Diesel rose from 156.24 to 162.28 pence per litre between Monday 7 March and Tuesday 8 March. Petrol prices meanwhile jumped from 156.37 to 158.2 pence per litre, while super unleaded reached 169.93 pence per litre, up from 167.75.
Petrol prices have been heavily impacted over the past few weeks because of several factors, most notably Russia’s invasion of neighbouring Ukraine. Russia currently provides just 6% of the UK’s total oil imports and is the third-largest oil exporter in the world.
“Average fuel prices leapt to new records again on Tuesday, with diesel jumping a huge 3p a litre in a single day to 165.24p a litre, while petrol went up 2p to 158.20p. The diesel daily increase was the largest on record since 2000,” said Simon Williams, fuel spokesperson for the RAC.
Williams says the average cost of filling up a petrol-powered family car is now £87, which is a £7 increase compared with the start of the year. Diesel drivers are now spending around £90 on average for the first time, which is £8 more than the start of January.

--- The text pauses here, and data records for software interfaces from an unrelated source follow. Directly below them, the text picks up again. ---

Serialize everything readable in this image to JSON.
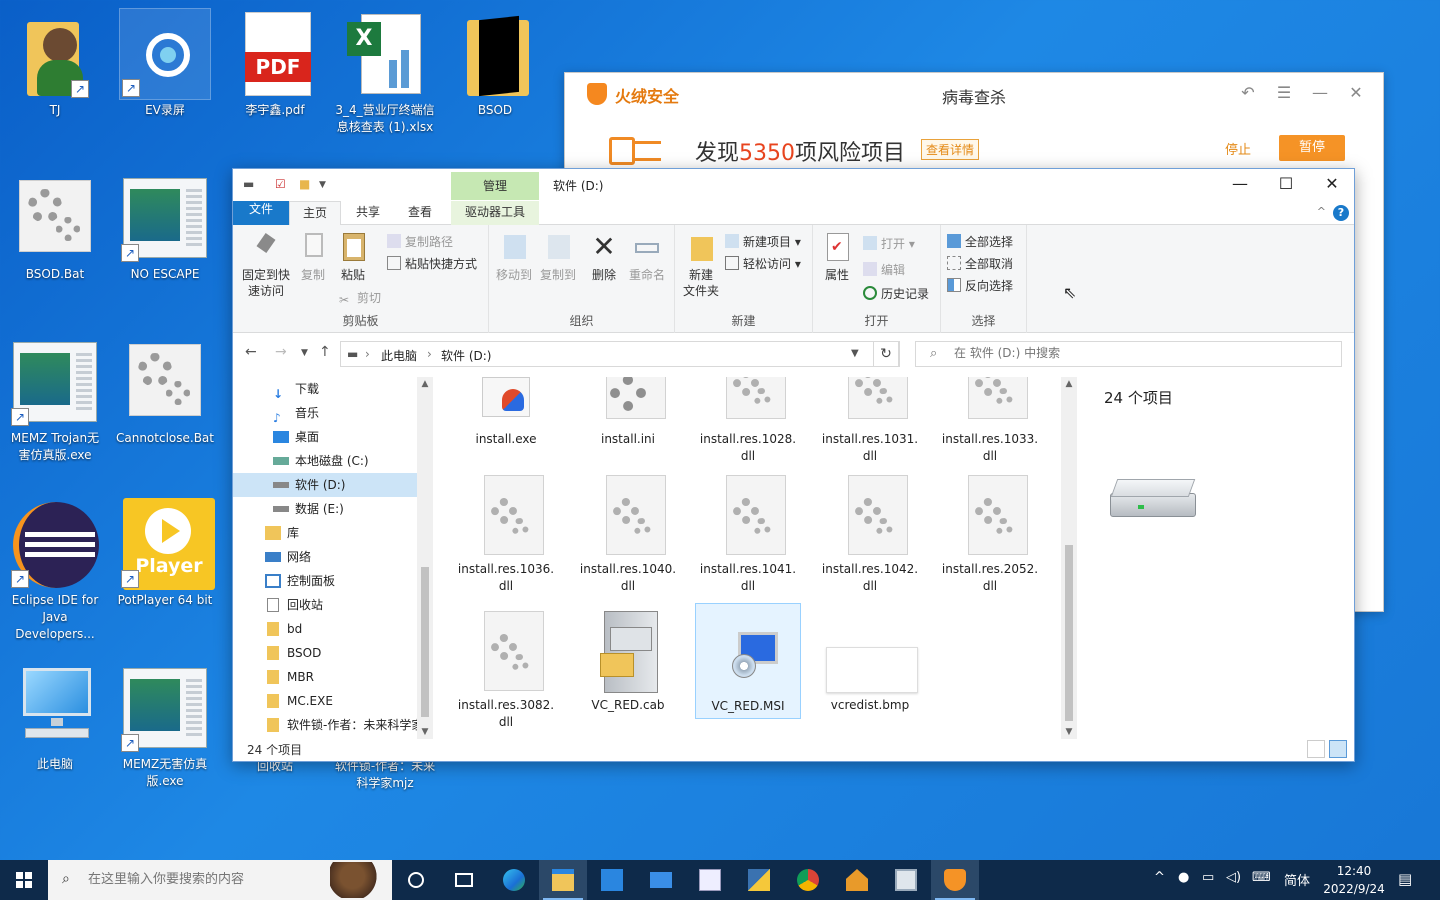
{
  "desktop": {
    "icons": [
      {
        "label": "TJ"
      },
      {
        "label": "EV录屏"
      },
      {
        "label": "李宇鑫.pdf",
        "badge": "PDF"
      },
      {
        "label": "3_4_营业厅终端信息核查表 (1).xlsx"
      },
      {
        "label": "BSOD"
      },
      {
        "label": "BSOD.Bat"
      },
      {
        "label": "NO ESCAPE"
      },
      {
        "label": "MEMZ Trojan无害仿真版.exe"
      },
      {
        "label": "Cannotclose.Bat"
      },
      {
        "label": "Eclipse IDE for Java Developers..."
      },
      {
        "label": "PotPlayer 64 bit",
        "badge": "Player"
      },
      {
        "label": "此电脑"
      },
      {
        "label": "MEMZ无害仿真版.exe"
      },
      {
        "label": "回收站"
      },
      {
        "label": "软件锁-作者：未来科学家mjz"
      }
    ]
  },
  "antivirus": {
    "brand": "火绒安全",
    "title": "病毒查杀",
    "found_prefix": "发现",
    "found_count": "5350",
    "found_suffix": "项风险项目",
    "detail_button": "查看详情",
    "stop_button": "停止",
    "pause_button": "暂停",
    "controls": {
      "back": "↶",
      "menu": "☰",
      "minimize": "—",
      "close": "✕"
    }
  },
  "explorer": {
    "title": "软件 (D:)",
    "context_tab": "管理",
    "tabs": {
      "file": "文件",
      "home": "主页",
      "share": "共享",
      "view": "查看",
      "drive_tools": "驱动器工具"
    },
    "controls": {
      "minimize": "—",
      "maximize": "☐",
      "close": "✕",
      "help": "?",
      "collapse": "^"
    },
    "ribbon": {
      "clipboard": {
        "label": "剪贴板",
        "pin": "固定到快\n速访问",
        "copy": "复制",
        "paste": "粘贴",
        "copy_path": "复制路径",
        "paste_shortcut": "粘贴快捷方式",
        "cut": "剪切"
      },
      "organize": {
        "label": "组织",
        "move_to": "移动到",
        "copy_to": "复制到",
        "delete": "删除",
        "rename": "重命名"
      },
      "new": {
        "label": "新建",
        "new_folder": "新建\n文件夹",
        "new_item": "新建项目",
        "easy_access": "轻松访问"
      },
      "open": {
        "label": "打开",
        "properties": "属性",
        "open": "打开",
        "edit": "编辑",
        "history": "历史记录"
      },
      "select": {
        "label": "选择",
        "select_all": "全部选择",
        "select_none": "全部取消",
        "invert": "反向选择"
      }
    },
    "address": {
      "pc": "此电脑",
      "drive": "软件 (D:)"
    },
    "search_placeholder": "在 软件 (D:) 中搜索",
    "nav": [
      {
        "label": "下载",
        "icon": "download-icon"
      },
      {
        "label": "音乐",
        "icon": "music-icon"
      },
      {
        "label": "桌面",
        "icon": "desktop-icon"
      },
      {
        "label": "本地磁盘 (C:)",
        "icon": "drive-icon"
      },
      {
        "label": "软件 (D:)",
        "icon": "drive-icon",
        "selected": true
      },
      {
        "label": "数据 (E:)",
        "icon": "drive-icon"
      },
      {
        "label": "库",
        "icon": "library-icon"
      },
      {
        "label": "网络",
        "icon": "network-icon"
      },
      {
        "label": "控制面板",
        "icon": "control-panel-icon"
      },
      {
        "label": "回收站",
        "icon": "recycle-bin-icon"
      },
      {
        "label": "bd",
        "icon": "folder-icon"
      },
      {
        "label": "BSOD",
        "icon": "folder-icon"
      },
      {
        "label": "MBR",
        "icon": "folder-icon"
      },
      {
        "label": "MC.EXE",
        "icon": "folder-icon"
      },
      {
        "label": "软件锁-作者：未来科学家mjz",
        "icon": "folder-icon"
      }
    ],
    "files": [
      {
        "name": "install.exe"
      },
      {
        "name": "install.ini"
      },
      {
        "name": "install.res.1028.\ndll"
      },
      {
        "name": "install.res.1031.\ndll"
      },
      {
        "name": "install.res.1033.\ndll"
      },
      {
        "name": "install.res.1036.\ndll"
      },
      {
        "name": "install.res.1040.\ndll"
      },
      {
        "name": "install.res.1041.\ndll"
      },
      {
        "name": "install.res.1042.\ndll"
      },
      {
        "name": "install.res.2052.\ndll"
      },
      {
        "name": "install.res.3082.\ndll"
      },
      {
        "name": "VC_RED.cab"
      },
      {
        "name": "VC_RED.MSI",
        "selected": true
      },
      {
        "name": "vcredist.bmp"
      }
    ],
    "details_count": "24 个项目",
    "status": "24 个项目"
  },
  "taskbar": {
    "search_placeholder": "在这里输入你要搜索的内容",
    "ime": "简体",
    "time": "12:40",
    "date": "2022/9/24"
  },
  "colors": {
    "desktop_blue": "#1877d6",
    "accent": "#1979ca",
    "av_orange": "#f59326",
    "risk_red": "#e8441e"
  }
}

Wholesale prices could rise further, and the RAC believes costs could continue to funnel down to consumers. Further price rises with costs predicted to briskly reach 170 pence per litre.
“Wholesale fuel prices have already risen dramatically this week, so more pump price increases in the coming days are inevitable. Petrol is now certain to top an average of £1.60 a litre this week, while diesel will progress very quickly towards £1.70,” said Williams.
The firm has said that it will continue to push the government to cut VAT to at least 15%.
“As it stands, 26p a litre of what drivers are paying on the forecourt is attributable to VAT, and that comes on top of 58p a litre in Fuel Duty.
“This tax is causing unbelievable financial pain to drivers, which is why we believe [Chancellor of the Exchequer] Mr [Rishi] Sunak holds the key to easing the burden.”
Costs have been growing all throughout the month of February, with petrol and diesel prices crossing the pre-crisis record high of 148.02p and 151.0p respectively several weeks ago.
The RAC previously warned that rises would heavily hit UK drivers who are already impacted by increased energy and cost of living prices.
“This is the worst possible combination for drivers, as it will push already rising prices higher still and worsen the cost of living crisis,” Williams said last month.
“Drivers need to brace themselves for what’s to come, with many on lower incomes having to make difficult choices as a result of needing to put fuel in their cars.”